New Jersey Gov. Chris Christie says he is backing Mitt Romney for president as "the man we need to lead America" and said attacks on his Mormon religion are "beneath the office of the president of the United States."
Christie announced his endorsement at a surprise appearance in New Hampshire with the former Massachusetts governor on Tuesday.
The event comes a few days after the Rev. Robert Jeffress, a supporter of Texas Gov. Rick Perry, called Romney's religion a "cult" and said he was "not a Christian." Jeffress was at an event where he introduced Perry.
On Tuesday, Christie said "any campaign that associates itself with that type of comment is beneath the office of the president of the United States."
Romney, for his part, called on Perry to "repudiate" the remark.
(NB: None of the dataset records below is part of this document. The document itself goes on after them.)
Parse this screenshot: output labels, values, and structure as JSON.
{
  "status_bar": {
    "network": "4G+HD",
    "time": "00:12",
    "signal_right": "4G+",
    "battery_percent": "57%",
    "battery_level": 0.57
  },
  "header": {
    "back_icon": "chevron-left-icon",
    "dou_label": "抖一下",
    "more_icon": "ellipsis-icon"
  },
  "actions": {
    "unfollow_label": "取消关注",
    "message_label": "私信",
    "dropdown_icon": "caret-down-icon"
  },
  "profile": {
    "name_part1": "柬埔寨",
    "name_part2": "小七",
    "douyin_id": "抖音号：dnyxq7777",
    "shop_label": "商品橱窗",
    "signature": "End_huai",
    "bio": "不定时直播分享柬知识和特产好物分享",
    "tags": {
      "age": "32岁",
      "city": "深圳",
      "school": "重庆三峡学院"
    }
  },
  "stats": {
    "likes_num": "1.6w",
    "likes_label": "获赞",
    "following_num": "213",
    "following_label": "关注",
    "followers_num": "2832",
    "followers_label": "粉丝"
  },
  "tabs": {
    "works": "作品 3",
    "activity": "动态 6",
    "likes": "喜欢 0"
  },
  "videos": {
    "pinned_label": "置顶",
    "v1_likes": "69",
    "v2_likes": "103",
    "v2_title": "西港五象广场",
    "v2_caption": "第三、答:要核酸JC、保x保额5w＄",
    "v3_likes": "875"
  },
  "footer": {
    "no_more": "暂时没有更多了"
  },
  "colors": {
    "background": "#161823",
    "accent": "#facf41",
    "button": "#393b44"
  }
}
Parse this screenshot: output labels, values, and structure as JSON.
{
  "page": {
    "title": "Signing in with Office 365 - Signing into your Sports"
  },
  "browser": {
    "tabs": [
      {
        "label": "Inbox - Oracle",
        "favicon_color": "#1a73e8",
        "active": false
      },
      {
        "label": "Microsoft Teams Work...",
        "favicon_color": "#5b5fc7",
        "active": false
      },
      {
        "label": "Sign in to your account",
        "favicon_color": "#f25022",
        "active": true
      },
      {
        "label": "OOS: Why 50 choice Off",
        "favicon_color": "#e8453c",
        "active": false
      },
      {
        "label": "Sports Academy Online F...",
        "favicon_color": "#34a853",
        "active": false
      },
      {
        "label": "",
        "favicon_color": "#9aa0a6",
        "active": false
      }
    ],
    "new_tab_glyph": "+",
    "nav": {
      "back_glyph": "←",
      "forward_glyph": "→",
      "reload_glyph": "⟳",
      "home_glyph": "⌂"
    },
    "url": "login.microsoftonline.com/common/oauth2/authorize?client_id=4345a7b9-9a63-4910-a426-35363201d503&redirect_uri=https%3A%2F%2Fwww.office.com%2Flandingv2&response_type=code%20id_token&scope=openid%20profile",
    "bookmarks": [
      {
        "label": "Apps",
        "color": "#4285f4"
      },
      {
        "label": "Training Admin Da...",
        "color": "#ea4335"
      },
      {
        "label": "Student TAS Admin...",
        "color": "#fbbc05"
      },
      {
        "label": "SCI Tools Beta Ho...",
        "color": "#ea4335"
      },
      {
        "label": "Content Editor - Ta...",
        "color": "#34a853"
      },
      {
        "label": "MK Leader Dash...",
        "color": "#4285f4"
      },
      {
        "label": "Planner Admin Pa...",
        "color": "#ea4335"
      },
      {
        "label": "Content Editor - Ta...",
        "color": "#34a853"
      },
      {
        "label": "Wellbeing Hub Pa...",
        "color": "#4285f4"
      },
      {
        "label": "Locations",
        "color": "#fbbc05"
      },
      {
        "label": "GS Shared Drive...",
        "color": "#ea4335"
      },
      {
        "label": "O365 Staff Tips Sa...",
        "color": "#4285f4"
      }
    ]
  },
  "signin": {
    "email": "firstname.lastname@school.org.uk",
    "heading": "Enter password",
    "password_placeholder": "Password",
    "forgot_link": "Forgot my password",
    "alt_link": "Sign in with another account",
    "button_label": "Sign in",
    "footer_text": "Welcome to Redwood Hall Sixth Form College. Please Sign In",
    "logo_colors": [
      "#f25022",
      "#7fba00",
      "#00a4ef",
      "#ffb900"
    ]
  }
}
A Perry spokesman said later that the call was an attempt to "change the subject," and noted that Perry has already disagreed with the comment.
Christie said last week that he would not be getting into the race for the Republican nomination, saying "now is not my time," but gave no indication an endorsement was coming soon.
A senior Romney adviser told NBC News that Romney secured the endorsement on Saturday when he and his wife, Ann, met with Christie and his wife, Mary Pat, at the Christie home.
Romney described Christie as an "American hero" who has battled to "rein in the excesses of government in New Jersey."
Christie's support -- which was considered to be coveted among the GOP field -- could come with his network of donors and admirers.
He has won national appeal among Republicans for being a brash, no-nonsense first-term governor who faced down the powerful teachers union and slashed the budget.
Perry's campaign said in a statement that he "has the utmost respect" for Christie "and looks forward to his help unseating President Obama next year."
Christie had repeatedly said he would not run for the White House, but had begun to waver in recent weeks. When he traveled outside New Jersey for several political appearances late last month, including a speech at the Ronald Reagan Presidential Foundation and Library, he said he began reconsidering his decision.
Ultimately, though, he reached the same conclusion he had felt for a long time.
"The deciding factor was -- it did not feel right to me in my gut to leave now, when the job here is not finished," he said last week.